It was a great day and there was a non-step level of chatter even among people who’d never met before. Many were astonished to discover they had Kunkel ancestry and everyone appreciated learning more of the story. The genealogy chart stretched along the walls and everybody had fun finding their name. Another great thing, retrospectively, is that quite a number of the third generation of Kunkel descendants were able to attend even though in their eighties or nineties Many have now left us so it was a special privilege to have them there. The reunion and all the pleasure people got from it and from the book was definitely the icing on the cake.

My beautiful Alexander Henderson Award was hand-delivered to the GSNT.
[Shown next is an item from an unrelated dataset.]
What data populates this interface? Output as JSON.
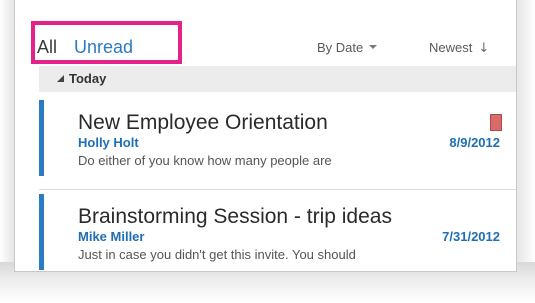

The glitter on the cake was winning two awards for the book. I was so proud to be joint-winner of Queensland Family History Society’s annual award with Joyce Philips’s book The Wrights of Tivoli.  And then to my utter astonishment I also won the Alexander Henderson Award from the Australian Institute of Genealogical Studies.  I was over the moon with excitement and pride as you might imagine.

It’s very counter-cultural to blow one’s own trumpet, certainly in Australia where there’s an absolute dislike of people who puff themselves up, so it feels very brazen to be telling this story.

There’s something special about knowing you’re leaving a family history for posterity and that you’ve opened up your family’s story to many family members. It’s certainly one of my proudest moments.  So if you’ve been thinking of writing your own family history, give it a go and don’t let the fear stop you. I guarantee you will be so pleased to have provided this inheritance for generations to come.